• [WHAT THIS TASK INVOLVES]: Go through the data and copy each line where the string "public" appears.

Stored data
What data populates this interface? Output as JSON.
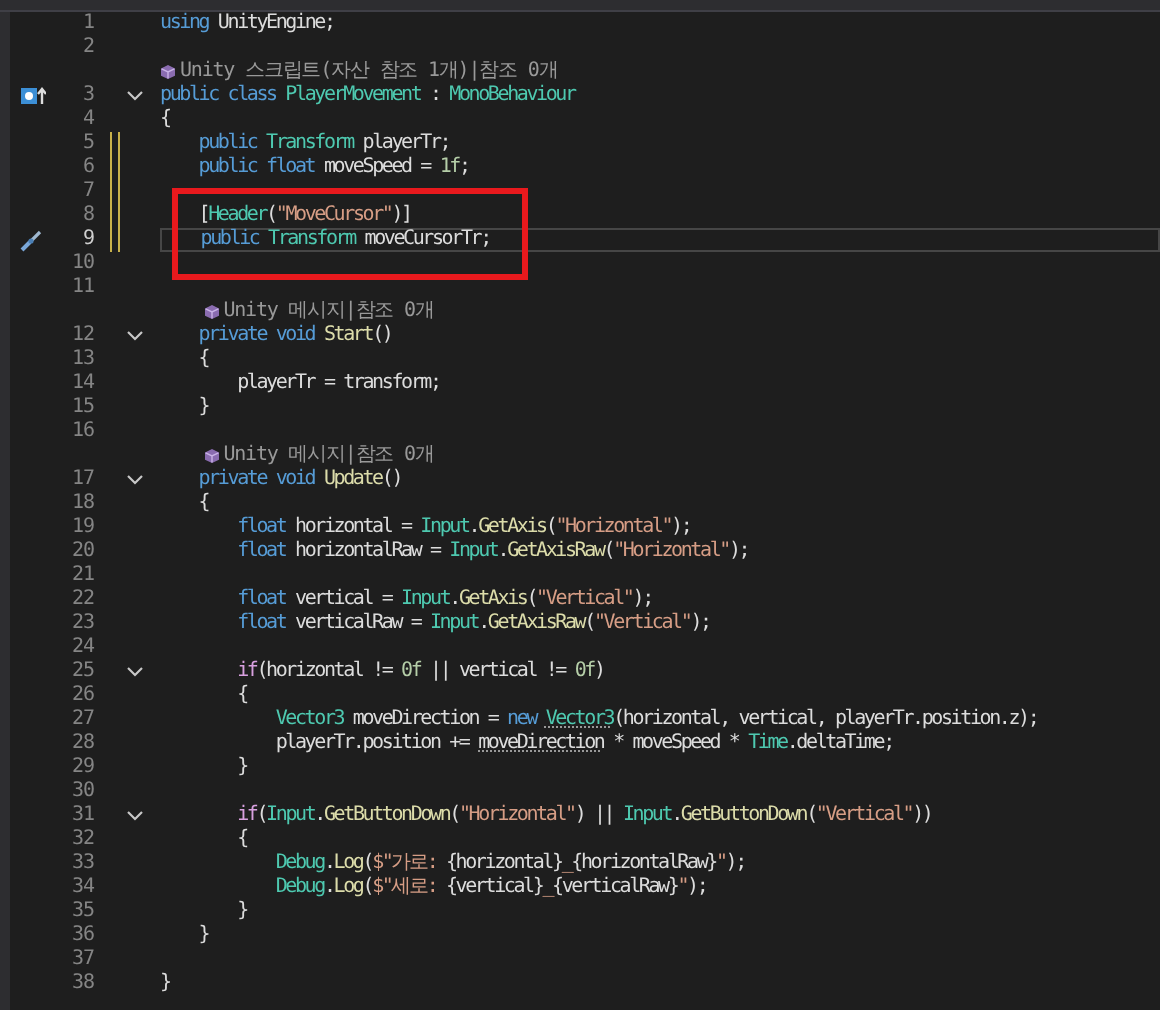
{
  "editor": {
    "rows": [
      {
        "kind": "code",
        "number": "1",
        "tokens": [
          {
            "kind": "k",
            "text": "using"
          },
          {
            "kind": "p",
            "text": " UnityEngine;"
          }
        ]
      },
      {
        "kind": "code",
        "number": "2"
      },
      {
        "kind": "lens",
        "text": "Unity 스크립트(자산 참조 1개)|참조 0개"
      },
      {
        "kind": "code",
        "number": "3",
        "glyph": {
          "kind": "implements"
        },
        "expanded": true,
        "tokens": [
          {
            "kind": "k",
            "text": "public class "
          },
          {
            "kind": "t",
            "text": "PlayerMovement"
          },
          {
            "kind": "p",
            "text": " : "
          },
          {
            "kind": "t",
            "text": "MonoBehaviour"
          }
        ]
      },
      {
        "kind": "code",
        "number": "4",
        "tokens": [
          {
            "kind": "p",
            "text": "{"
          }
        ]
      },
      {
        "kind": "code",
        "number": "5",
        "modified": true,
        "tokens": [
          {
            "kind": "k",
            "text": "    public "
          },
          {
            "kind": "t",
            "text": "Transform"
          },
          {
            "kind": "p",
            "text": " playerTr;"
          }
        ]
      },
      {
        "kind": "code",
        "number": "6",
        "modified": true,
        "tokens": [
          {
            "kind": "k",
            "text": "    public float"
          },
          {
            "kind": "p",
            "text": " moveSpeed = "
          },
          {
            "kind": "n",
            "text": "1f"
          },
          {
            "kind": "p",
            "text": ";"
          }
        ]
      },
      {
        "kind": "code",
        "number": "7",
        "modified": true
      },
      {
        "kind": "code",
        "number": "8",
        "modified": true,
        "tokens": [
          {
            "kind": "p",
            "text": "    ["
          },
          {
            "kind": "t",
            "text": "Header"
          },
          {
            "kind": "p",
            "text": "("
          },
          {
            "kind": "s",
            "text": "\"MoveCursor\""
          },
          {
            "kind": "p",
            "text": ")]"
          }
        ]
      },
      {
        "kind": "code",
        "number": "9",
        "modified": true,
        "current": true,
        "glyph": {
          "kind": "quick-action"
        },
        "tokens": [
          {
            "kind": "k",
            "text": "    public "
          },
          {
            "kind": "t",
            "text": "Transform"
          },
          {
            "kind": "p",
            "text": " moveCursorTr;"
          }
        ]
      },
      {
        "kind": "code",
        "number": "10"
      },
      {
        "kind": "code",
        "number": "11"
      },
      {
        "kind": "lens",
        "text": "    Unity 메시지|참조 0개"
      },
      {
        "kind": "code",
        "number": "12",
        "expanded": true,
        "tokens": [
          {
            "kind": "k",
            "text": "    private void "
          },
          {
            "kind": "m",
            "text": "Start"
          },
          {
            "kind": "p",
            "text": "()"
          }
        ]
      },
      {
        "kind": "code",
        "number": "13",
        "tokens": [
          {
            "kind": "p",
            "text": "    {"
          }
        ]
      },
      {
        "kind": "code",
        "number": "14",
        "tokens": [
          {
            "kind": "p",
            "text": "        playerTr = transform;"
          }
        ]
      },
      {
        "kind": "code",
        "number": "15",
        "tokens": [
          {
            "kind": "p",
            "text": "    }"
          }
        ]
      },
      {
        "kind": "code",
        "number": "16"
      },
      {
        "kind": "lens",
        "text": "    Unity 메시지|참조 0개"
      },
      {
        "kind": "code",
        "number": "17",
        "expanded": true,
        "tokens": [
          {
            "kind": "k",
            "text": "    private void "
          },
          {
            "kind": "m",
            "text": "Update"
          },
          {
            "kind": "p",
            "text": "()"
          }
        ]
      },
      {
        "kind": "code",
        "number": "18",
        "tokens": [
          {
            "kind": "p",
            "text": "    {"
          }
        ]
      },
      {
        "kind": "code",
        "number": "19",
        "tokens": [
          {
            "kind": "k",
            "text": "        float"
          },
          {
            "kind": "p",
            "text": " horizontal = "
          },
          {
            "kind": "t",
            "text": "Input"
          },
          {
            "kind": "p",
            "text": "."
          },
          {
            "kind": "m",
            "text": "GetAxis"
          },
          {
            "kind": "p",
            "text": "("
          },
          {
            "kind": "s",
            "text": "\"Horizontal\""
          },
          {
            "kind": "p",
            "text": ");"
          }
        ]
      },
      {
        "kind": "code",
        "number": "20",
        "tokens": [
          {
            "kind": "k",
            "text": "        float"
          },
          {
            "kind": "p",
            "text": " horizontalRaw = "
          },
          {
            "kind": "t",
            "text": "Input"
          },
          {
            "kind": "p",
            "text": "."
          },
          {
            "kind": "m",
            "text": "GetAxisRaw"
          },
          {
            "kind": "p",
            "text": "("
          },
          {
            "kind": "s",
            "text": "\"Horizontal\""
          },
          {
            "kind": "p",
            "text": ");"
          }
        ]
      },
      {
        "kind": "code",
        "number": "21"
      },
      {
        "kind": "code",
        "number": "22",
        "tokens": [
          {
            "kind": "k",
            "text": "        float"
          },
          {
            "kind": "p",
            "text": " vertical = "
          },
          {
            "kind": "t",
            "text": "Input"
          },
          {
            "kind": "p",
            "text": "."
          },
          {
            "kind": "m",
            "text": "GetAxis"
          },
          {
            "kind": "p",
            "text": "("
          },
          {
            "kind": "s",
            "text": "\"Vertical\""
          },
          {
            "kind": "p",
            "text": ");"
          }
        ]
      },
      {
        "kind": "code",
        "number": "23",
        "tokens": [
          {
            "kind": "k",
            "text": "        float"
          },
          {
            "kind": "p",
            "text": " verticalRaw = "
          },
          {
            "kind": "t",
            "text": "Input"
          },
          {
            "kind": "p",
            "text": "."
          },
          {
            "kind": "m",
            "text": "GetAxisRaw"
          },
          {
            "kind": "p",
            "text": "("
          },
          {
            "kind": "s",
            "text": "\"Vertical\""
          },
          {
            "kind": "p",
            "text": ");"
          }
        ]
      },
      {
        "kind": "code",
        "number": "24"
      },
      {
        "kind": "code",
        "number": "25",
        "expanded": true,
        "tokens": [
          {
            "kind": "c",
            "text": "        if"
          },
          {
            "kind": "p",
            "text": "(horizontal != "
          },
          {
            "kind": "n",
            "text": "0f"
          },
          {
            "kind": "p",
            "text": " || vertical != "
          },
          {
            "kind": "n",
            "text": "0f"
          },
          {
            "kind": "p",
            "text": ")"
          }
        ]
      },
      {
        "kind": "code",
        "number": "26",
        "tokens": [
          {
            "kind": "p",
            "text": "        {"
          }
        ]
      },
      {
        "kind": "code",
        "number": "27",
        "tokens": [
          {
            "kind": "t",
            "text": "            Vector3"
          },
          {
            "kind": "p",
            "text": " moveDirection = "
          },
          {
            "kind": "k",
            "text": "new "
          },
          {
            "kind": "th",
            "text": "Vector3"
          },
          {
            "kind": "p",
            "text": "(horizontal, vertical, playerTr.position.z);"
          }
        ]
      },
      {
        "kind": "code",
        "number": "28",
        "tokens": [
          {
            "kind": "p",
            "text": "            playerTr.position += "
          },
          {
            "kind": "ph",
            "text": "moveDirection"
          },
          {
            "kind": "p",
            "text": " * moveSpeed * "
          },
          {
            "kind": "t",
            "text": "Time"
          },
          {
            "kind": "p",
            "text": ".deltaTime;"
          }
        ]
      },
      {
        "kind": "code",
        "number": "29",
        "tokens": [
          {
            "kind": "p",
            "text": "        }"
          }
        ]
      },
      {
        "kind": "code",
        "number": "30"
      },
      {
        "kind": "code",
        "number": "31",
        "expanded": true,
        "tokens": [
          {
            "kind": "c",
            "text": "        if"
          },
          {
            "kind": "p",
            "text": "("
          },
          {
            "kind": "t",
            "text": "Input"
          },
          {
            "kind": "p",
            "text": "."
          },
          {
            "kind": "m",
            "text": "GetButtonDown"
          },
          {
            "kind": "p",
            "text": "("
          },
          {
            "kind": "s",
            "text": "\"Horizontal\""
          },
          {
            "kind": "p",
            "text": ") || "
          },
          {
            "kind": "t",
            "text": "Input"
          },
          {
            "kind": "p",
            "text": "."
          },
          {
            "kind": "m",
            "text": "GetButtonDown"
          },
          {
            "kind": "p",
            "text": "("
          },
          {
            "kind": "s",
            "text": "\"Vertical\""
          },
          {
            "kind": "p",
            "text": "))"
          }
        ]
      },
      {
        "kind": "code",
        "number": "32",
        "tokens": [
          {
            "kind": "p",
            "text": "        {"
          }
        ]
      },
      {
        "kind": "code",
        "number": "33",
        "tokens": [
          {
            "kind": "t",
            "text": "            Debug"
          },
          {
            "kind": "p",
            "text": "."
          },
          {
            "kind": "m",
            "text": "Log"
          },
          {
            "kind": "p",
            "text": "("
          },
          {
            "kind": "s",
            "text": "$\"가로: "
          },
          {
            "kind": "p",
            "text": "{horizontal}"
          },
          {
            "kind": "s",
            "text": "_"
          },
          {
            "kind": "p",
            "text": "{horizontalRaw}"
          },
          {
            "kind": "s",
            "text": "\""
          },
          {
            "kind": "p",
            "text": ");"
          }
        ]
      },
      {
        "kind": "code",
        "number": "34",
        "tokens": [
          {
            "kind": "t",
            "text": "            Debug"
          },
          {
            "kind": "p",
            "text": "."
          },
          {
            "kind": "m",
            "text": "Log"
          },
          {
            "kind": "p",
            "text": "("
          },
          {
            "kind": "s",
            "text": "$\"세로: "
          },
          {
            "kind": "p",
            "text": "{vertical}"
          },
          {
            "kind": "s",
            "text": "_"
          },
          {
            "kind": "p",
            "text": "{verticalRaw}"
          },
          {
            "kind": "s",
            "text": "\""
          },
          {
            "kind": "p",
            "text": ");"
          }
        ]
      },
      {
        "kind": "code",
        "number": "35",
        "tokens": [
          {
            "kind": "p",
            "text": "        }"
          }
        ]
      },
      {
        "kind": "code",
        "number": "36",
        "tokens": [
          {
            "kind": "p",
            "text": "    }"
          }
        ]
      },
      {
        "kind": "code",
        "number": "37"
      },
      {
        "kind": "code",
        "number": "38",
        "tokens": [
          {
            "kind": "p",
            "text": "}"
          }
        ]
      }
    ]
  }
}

• [TASK RESULT]:
            "text": "public class "
            "text": "    public "
            "text": "    public float"
            "text": "    public "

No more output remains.